→ **Data for analysis**
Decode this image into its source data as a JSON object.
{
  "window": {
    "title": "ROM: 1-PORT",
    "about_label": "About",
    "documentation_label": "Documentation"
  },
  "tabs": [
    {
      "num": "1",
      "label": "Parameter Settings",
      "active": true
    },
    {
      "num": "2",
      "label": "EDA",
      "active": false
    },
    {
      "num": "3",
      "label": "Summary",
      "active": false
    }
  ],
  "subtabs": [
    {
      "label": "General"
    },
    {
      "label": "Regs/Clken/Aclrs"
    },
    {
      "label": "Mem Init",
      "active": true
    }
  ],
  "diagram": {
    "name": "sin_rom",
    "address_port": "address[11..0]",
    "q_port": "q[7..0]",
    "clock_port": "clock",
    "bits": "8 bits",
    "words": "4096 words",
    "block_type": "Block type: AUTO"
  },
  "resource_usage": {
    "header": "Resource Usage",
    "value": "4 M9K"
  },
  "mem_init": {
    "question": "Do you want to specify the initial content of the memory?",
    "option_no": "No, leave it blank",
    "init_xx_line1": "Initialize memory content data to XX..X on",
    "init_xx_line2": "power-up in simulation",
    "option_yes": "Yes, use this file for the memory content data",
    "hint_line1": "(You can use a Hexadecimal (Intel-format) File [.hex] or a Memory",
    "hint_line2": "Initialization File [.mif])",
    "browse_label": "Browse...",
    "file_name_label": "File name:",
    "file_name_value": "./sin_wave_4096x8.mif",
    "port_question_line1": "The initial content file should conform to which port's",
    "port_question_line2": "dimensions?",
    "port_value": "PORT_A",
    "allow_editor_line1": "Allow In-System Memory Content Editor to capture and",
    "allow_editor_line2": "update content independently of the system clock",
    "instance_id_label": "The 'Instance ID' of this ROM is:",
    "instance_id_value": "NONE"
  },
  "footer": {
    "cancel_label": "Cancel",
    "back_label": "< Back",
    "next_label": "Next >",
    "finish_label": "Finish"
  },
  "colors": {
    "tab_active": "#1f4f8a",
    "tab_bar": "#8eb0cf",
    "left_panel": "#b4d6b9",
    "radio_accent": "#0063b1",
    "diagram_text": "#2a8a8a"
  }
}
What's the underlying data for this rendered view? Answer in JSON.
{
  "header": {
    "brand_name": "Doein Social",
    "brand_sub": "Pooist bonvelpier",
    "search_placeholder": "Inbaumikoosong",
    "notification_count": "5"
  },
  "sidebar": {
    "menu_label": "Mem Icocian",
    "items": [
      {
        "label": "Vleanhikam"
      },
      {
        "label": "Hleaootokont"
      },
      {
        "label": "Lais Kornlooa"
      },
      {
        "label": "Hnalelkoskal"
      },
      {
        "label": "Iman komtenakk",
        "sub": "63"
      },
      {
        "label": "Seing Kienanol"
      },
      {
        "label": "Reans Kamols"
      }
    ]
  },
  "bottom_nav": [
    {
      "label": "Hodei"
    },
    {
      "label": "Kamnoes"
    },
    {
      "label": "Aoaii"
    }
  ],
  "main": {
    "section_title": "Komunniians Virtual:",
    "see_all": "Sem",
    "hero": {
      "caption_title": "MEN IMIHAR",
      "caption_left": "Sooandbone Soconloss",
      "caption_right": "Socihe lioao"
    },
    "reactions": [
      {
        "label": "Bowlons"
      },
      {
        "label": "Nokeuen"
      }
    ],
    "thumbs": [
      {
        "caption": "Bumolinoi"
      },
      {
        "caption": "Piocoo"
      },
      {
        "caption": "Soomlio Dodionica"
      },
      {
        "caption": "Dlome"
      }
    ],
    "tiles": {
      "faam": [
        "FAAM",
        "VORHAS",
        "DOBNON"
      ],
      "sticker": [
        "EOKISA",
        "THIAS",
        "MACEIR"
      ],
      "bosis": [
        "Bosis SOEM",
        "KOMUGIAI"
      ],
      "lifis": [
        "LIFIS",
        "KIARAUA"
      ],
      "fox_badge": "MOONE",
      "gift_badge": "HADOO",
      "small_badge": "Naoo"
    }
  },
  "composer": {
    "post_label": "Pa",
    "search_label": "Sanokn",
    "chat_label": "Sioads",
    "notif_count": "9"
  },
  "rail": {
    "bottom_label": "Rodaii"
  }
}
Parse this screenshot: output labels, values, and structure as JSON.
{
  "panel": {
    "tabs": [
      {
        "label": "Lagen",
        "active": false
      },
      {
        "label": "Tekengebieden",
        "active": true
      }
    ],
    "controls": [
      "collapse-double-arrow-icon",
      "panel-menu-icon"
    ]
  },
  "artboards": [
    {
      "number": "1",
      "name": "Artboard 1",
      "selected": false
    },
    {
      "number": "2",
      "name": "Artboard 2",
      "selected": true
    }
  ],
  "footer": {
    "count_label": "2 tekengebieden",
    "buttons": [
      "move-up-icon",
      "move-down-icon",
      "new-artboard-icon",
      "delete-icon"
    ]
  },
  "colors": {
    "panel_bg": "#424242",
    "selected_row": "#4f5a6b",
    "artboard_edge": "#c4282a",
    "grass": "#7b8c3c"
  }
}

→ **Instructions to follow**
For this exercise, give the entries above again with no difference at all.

→ **Response to this task**
Decode this image into its source data as a JSON object.
{
  "window": {
    "title": "ROM: 1-PORT",
    "about_label": "About",
    "documentation_label": "Documentation"
  },
  "tabs": [
    {
      "num": "1",
      "label": "Parameter Settings",
      "active": true
    },
    {
      "num": "2",
      "label": "EDA",
      "active": false
    },
    {
      "num": "3",
      "label": "Summary",
      "active": false
    }
  ],
  "subtabs": [
    {
      "label": "General"
    },
    {
      "label": "Regs/Clken/Aclrs"
    },
    {
      "label": "Mem Init",
      "active": true
    }
  ],
  "diagram": {
    "name": "sin_rom",
    "address_port": "address[11..0]",
    "q_port": "q[7..0]",
    "clock_port": "clock",
    "bits": "8 bits",
    "words": "4096 words",
    "block_type": "Block type: AUTO"
  },
  "resource_usage": {
    "header": "Resource Usage",
    "value": "4 M9K"
  },
  "mem_init": {
    "question": "Do you want to specify the initial content of the memory?",
    "option_no": "No, leave it blank",
    "init_xx_line1": "Initialize memory content data to XX..X on",
    "init_xx_line2": "power-up in simulation",
    "option_yes": "Yes, use this file for the memory content data",
    "hint_line1": "(You can use a Hexadecimal (Intel-format) File [.hex] or a Memory",
    "hint_line2": "Initialization File [.mif])",
    "browse_label": "Browse...",
    "file_name_label": "File name:",
    "file_name_value": "./sin_wave_4096x8.mif",
    "port_question_line1": "The initial content file should conform to which port's",
    "port_question_line2": "dimensions?",
    "port_value": "PORT_A",
    "allow_editor_line1": "Allow In-System Memory Content Editor to capture and",
    "allow_editor_line2": "update content independently of the system clock",
    "instance_id_label": "The 'Instance ID' of this ROM is:",
    "instance_id_value": "NONE"
  },
  "footer": {
    "cancel_label": "Cancel",
    "back_label": "< Back",
    "next_label": "Next >",
    "finish_label": "Finish"
  },
  "colors": {
    "tab_active": "#1f4f8a",
    "tab_bar": "#8eb0cf",
    "left_panel": "#b4d6b9",
    "radio_accent": "#0063b1",
    "diagram_text": "#2a8a8a"
  }
}
What's the underlying data for this rendered view? Answer in JSON.
{
  "header": {
    "brand_name": "Doein Social",
    "brand_sub": "Pooist bonvelpier",
    "search_placeholder": "Inbaumikoosong",
    "notification_count": "5"
  },
  "sidebar": {
    "menu_label": "Mem Icocian",
    "items": [
      {
        "label": "Vleanhikam"
      },
      {
        "label": "Hleaootokont"
      },
      {
        "label": "Lais Kornlooa"
      },
      {
        "label": "Hnalelkoskal"
      },
      {
        "label": "Iman komtenakk",
        "sub": "63"
      },
      {
        "label": "Seing Kienanol"
      },
      {
        "label": "Reans Kamols"
      }
    ]
  },
  "bottom_nav": [
    {
      "label": "Hodei"
    },
    {
      "label": "Kamnoes"
    },
    {
      "label": "Aoaii"
    }
  ],
  "main": {
    "section_title": "Komunniians Virtual:",
    "see_all": "Sem",
    "hero": {
      "caption_title": "MEN IMIHAR",
      "caption_left": "Sooandbone Soconloss",
      "caption_right": "Socihe lioao"
    },
    "reactions": [
      {
        "label": "Bowlons"
      },
      {
        "label": "Nokeuen"
      }
    ],
    "thumbs": [
      {
        "caption": "Bumolinoi"
      },
      {
        "caption": "Piocoo"
      },
      {
        "caption": "Soomlio Dodionica"
      },
      {
        "caption": "Dlome"
      }
    ],
    "tiles": {
      "faam": [
        "FAAM",
        "VORHAS",
        "DOBNON"
      ],
      "sticker": [
        "EOKISA",
        "THIAS",
        "MACEIR"
      ],
      "bosis": [
        "Bosis SOEM",
        "KOMUGIAI"
      ],
      "lifis": [
        "LIFIS",
        "KIARAUA"
      ],
      "fox_badge": "MOONE",
      "gift_badge": "HADOO",
      "small_badge": "Naoo"
    }
  },
  "composer": {
    "post_label": "Pa",
    "search_label": "Sanokn",
    "chat_label": "Sioads",
    "notif_count": "9"
  },
  "rail": {
    "bottom_label": "Rodaii"
  }
}
Parse this screenshot: output labels, values, and structure as JSON.
{
  "panel": {
    "tabs": [
      {
        "label": "Lagen",
        "active": false
      },
      {
        "label": "Tekengebieden",
        "active": true
      }
    ],
    "controls": [
      "collapse-double-arrow-icon",
      "panel-menu-icon"
    ]
  },
  "artboards": [
    {
      "number": "1",
      "name": "Artboard 1",
      "selected": false
    },
    {
      "number": "2",
      "name": "Artboard 2",
      "selected": true
    }
  ],
  "footer": {
    "count_label": "2 tekengebieden",
    "buttons": [
      "move-up-icon",
      "move-down-icon",
      "new-artboard-icon",
      "delete-icon"
    ]
  },
  "colors": {
    "panel_bg": "#424242",
    "selected_row": "#4f5a6b",
    "artboard_edge": "#c4282a",
    "grass": "#7b8c3c"
  }
}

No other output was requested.